The enemy, 800 or 900 yards distant in line of battle, followed us. We were now well out on a prairie that seemed almost boundless. At the distance of a mile, Gen. Marmaduke directed me to halt, which we did.
The enemy coming on with a steady advance approached very near in a largely superior force.
We retired at a trot, the enemy in close pursuit. We continued on this way, each holding about the same position, across a flat prairie almost four miles, when we came suddenly upon the (supply) trains halted, the delay occasioned by a deep ravine (Mine Creek), the enemy not more than 500 yards in our rear.
(The Battle of Mine Creek)
There was no time to make any but the most rapid dispositions for battle. To attempt to dismount and send the horses to the rear was inevitable destruction, as the enemy in the confusion would have been upon us.
There was no alternative but to abandon the train or fight on horseback (which the Confederates did). In the hurried consultation between Gens.
Fagan and Marmaduke, I understood this to be the view taken of the emergency.
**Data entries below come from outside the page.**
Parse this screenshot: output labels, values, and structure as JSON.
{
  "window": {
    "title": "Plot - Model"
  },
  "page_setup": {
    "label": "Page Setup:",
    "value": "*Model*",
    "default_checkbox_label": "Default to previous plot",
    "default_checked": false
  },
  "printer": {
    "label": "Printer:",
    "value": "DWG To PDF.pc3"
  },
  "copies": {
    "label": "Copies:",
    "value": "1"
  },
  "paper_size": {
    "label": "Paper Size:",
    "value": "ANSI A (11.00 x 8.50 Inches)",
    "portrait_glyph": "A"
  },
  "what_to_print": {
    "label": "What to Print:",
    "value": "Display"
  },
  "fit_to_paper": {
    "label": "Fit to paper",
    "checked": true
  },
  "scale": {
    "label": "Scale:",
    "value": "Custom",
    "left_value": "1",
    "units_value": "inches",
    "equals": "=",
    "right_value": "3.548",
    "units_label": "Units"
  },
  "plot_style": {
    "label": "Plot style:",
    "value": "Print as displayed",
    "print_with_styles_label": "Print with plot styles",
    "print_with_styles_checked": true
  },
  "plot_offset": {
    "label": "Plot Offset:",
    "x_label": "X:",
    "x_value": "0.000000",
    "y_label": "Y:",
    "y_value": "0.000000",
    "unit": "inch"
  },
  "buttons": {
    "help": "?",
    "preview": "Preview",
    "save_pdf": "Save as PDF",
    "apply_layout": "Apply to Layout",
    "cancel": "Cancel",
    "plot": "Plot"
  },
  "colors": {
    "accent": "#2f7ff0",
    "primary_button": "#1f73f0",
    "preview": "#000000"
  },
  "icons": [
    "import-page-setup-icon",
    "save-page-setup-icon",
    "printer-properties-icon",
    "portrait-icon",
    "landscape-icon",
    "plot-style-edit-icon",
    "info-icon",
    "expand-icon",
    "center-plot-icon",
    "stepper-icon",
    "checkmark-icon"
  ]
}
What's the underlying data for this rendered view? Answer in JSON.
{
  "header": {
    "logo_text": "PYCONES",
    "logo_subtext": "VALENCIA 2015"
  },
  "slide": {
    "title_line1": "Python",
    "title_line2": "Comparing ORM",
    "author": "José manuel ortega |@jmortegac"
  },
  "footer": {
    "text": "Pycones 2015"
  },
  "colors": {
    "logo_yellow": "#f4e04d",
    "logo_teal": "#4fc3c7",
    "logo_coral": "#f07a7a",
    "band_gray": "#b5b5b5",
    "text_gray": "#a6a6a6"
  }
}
It was determined not to dismount, which met with my approbation (approval).
Skirmishing had already begun, the artillery in action, when the Federal force (I should judge to be 6,000 -- 7,000 (when, in reality, it was approximately 2,800) made a furious charge on the right and left flank. Both gave way in hopeless confusion!
Every effort was made by appeals and threats to retrieve the rout, but it swept in an irresistible mass ungovernable. The Federal force and that mingled together until you scarcely knew who was friend or foe!
Gallant spirits, however, were seen here and there in hand-to-hand conflict with the foe, in sad contrast to those who had ignominiously thrown away their arms. Gen. Marmaduke, in the vain effort to rally his troops, was captured by the enemy.
Every gallant spirit in my brigade remembers with affection the gallant and prudent commander of a hundred battles and mourn that his valuable services are lost to his country in the hour of her emergency.
The gallant Jeffers with Maj. Waddell, of my staff, and many other officers were captured. I succeeded in forming, I suppose, 500 men of Gen. Marmaduke's escort (which deserves great credit for being less demoralized than any troops I saw in the rout), all of which retired in some order to the main column.
The retreat was continued with occasional skirmishing until we reached Newtonia (on Oct. 28, 1864), which was the last sight we had of the enemy. As I have heard that the odium was cast upon the Maj. Gen. commanding (Maj. Gen. Sterling Price) for adopting the line of retreat through the Indian Nation (present Oklahoma), I desire to say that the route was earnestly advocated by me in preference to any other. It gives me great pleasure to call attention to the gallant conduct of Pvt. Adams, Company B, Third (Missouri) Regiment, of my brigade during the Battle of Mine Creek.
John B. Clark Jr., Brig. Gen., Commanding Division."
A good officer or non-commissioned officer always praises the good or excellent performance of those whom he commands in victory or defeat. It appears from this report that Brig. Gen. Clark was an excellent officer, because in defeat he consistently praised the actions of his soldiers who deserved praise. It is not known what the "gallant conduct" of Pvt. Adams was, but be assured that it happened because Brig. Gen. Clark wrote that it did, and, of course, the war went on!